There are other designs, but those 2 above captured 98% of all fusion research grant money. I am sure you have heard of various conspiracy
theories. But none of that is needed. The 2 fusion approaches that are
well funded are there because they have academic & political support.
But with the failure of NIF, alot eyes have opened, and the final construction date for ITER is being pushed back. Somewhere around 2050 maybe a commercial reactor may come out of it. I know that it had been hoped here Centauri Dreams, that fusion would drive advanced propulsion systems. Considering the size of ITER, even if works modestly it will not be something that can be ported on a spaceship.
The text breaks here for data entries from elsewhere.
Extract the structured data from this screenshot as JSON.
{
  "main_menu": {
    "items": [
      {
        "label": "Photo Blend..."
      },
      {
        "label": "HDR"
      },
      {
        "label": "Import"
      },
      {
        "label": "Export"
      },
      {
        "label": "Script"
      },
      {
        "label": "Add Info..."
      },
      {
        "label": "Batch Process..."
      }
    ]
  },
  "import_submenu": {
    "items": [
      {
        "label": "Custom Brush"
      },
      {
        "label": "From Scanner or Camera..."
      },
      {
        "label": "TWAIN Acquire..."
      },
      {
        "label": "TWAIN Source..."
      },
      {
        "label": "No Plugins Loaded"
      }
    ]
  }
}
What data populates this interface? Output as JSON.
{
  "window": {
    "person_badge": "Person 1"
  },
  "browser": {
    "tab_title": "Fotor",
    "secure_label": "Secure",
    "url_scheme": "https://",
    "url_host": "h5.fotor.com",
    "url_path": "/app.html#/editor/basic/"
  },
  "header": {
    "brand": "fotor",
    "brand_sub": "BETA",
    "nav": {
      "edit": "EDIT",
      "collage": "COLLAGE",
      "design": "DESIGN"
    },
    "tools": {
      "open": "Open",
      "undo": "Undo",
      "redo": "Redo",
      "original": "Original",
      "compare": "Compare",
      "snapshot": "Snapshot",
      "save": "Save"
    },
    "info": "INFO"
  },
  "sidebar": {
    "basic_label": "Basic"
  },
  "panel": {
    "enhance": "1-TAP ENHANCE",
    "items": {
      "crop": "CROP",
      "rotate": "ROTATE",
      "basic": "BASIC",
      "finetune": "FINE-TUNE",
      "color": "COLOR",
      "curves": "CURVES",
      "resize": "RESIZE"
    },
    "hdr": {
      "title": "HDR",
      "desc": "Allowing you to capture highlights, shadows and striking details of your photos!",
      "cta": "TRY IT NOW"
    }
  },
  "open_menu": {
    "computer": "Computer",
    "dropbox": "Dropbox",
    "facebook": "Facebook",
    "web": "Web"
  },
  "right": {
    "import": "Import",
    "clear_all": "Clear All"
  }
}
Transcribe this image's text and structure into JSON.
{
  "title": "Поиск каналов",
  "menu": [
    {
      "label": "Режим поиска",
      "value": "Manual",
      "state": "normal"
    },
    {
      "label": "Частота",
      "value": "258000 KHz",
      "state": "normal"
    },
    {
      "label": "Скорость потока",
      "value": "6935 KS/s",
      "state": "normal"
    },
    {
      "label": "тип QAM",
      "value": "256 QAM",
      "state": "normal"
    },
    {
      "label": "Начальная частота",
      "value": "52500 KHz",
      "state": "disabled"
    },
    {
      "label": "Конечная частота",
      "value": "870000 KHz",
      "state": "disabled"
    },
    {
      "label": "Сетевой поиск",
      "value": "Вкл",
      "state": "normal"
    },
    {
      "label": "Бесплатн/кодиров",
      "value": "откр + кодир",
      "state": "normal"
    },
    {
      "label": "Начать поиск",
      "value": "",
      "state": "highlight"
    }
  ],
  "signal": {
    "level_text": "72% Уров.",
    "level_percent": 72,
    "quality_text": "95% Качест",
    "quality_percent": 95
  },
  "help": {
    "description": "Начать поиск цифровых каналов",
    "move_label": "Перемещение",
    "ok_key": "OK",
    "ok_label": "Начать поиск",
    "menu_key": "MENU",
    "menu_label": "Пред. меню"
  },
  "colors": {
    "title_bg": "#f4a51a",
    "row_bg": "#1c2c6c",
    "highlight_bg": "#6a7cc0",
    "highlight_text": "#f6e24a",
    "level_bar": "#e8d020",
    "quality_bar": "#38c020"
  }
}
Maybe we need a 5 billion dollar Fusion X prize.
Enjoy your holiday, Paul. Once again, many thanks for your superb blog.
Have a great vacation, Paul. You have earned it. Thanks and we look forward to your rested return.
Enjoy your well-deserved holidays Paul. And the greatest journeys are the journeys of the mind.
BTW, I am pretty sure you will rush back to work the moment that a terrestrial planet is discovered in the HZ of Alpha Centauri B, so I sincerely hope that won’t happen before the 25th :-)
Thank you for all you do running such a mind-enriching website. Have a great vacation!
Have a happy holiday CD.
Thanks for your brilliant posts Paul; they are much admired and appreciated this side of the pond. Enjoy a rest and sunshine.
Have a Happy Lazy Days of Summer, Paul… and everyone.
Major thanks to all for the kind words. And Ronald is right — a planet in the habitable zone around Centauri B would definitely get me back sooner rather than later!
Oh god my most favorite book by the Best Author in the World of my 12-year old self. Dandelion’s Wine is the closest thing to expressing the soul of an earth boy as anything this side of Saturday morning or a first day of summer. It’s less a book than it is a prayer in the form of literary fiction. Without this book I would have to take a few pages of Douglas Adams, a thick pinch of Hermann Melville, a smattering of Kurt Vonnegut, a smear of C.S. Lewis and sandwich it all between much Jules Verne on the oneside and Edgar Rice Burroughs on the otherside. (And garnish with maybe just a spear of H.G. Wells, for good times sake.)
Yes. May your time away have at least one moment as dearly good as many of those that are gingerly nested throughout Dandelion Wine, PG.